by William G. Rutherford Purchase through Amazon James A. Garfield (1831-1881) was the 20th President of the United States. His term was cut short when he was assassinated in 1881, the same year he took office. Many biographies highlight the difficult circumstances Garfield overcame to become the President. He was born in Ohio on a… Continue reading The Story of Garfield: Farm-Boy, Soldier, and President
International or Local Ownership?: Security Sector Development in Post-Independent Kosovo
by Dr. Florian Qehaja Purchase through Amazon International or Local Ownership? contributes to the debate on the concept of local ownership in post-conflict settings, and discussions on international relations, peacebuilding, security and development studies. It utilizes extensive data collection, including public opinion surveys conducted throughout the country, in order to introduce the concept of local… Continue reading International or Local Ownership?: Security Sector Development in Post-Independent Kosovo

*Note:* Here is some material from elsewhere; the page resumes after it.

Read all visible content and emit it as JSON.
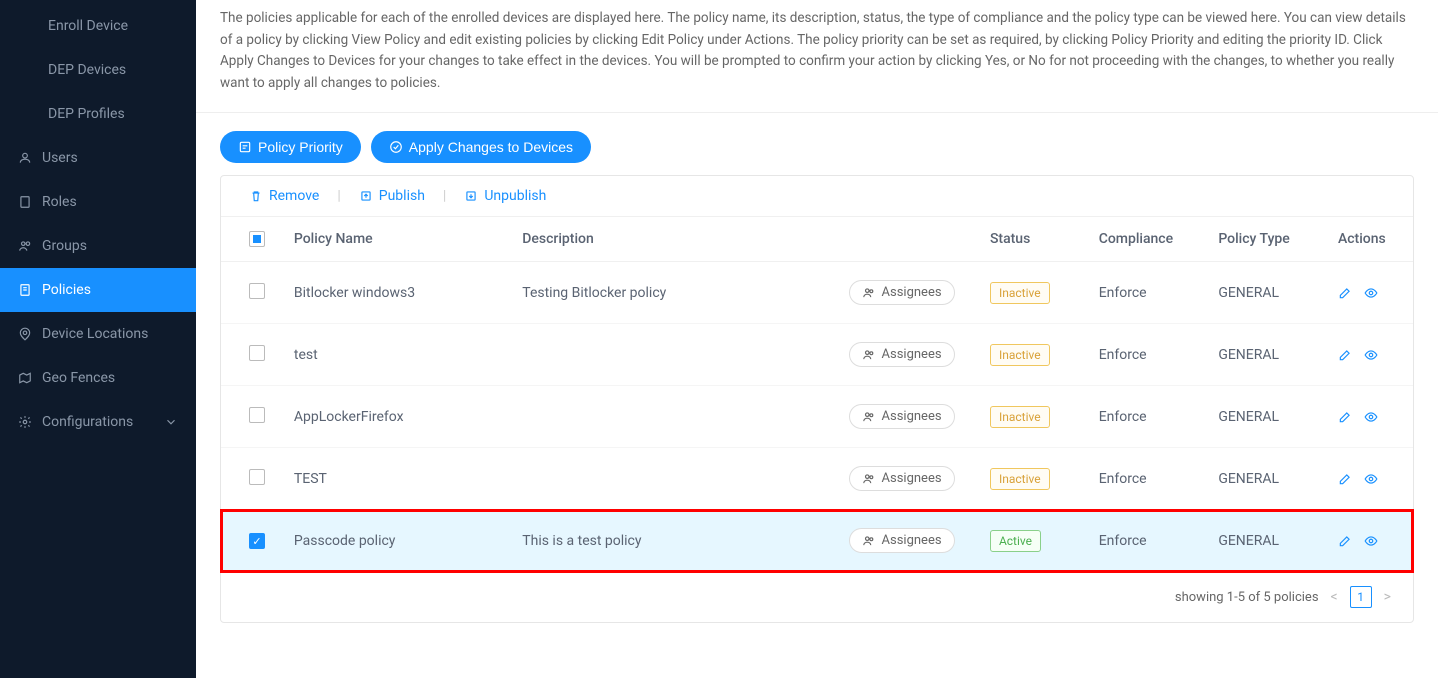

Ukraine vs. Russia: Revolution, Democracy and War: Selected Articles and Blogs, 2010-2016
by Alexander J. Motyl Purchase through Amazon Ukraine vs. Russia offers indispensable background knowledge and analysis on one of the most important issues of the day—Vladimir Putin’s war against democratic Ukraine. Alexander J. Motyl’s articles and blogs offer in-depth analysis as well as a running commentary on current events and historical controversies in both Russia… Continue reading Ukraine vs. Russia: Revolution, Democracy and War: Selected Articles and Blogs, 2010-2016
From the Farm to the Presidential Chair: The Life and Public Services of James A. Garfield
by James D. McCabe Purchase through Amazon James A. Garfield (1831-1881) was the 20th President of the United States. His term was cut short when he was assassinated in 1881, the same year he took office. Many biographies highlight the difficult circumstances Garfield overcame to become the President. He was born in Ohio on a… Continue reading From the Farm to the Presidential Chair: The Life and Public Services of James A. Garfield
The Idea of Neoliberalism: The Emperor Has Threadbare Contemporary Clothes
by John Dixon Purchase through Amazon Neoliberalism, as a set of ideas, represents the 1970s rebirth—rebranding—of classical liberalism, which originated in the mid-eighteenth century Scottish Enlightenment. This book is about those ideas. It assembles an archetypal ideational construct of neoliberalism, so permitting the demarcation of its worldview, grounded in a set of framing assumptions (organizing… Continue reading The Idea of Neoliberalism: The Emperor Has Threadbare Contemporary Clothes
Pioneer Days in the Wyoming Valley
by Mary Hinchcliffe Joyce Purchase through Amazon This is a primary source for the history of Pennsylvania’s Wyoming Valley by someone deeply rooted in its society. Mary Hinchcliffe Joyce (1882-1938) was born in Sabastopol, Jenkins Township in Pennsylvania, and graduated from St. John’s High School. She did not attend college, but worked as a stenographer… Continue reading Pioneer Days in the Wyoming Valley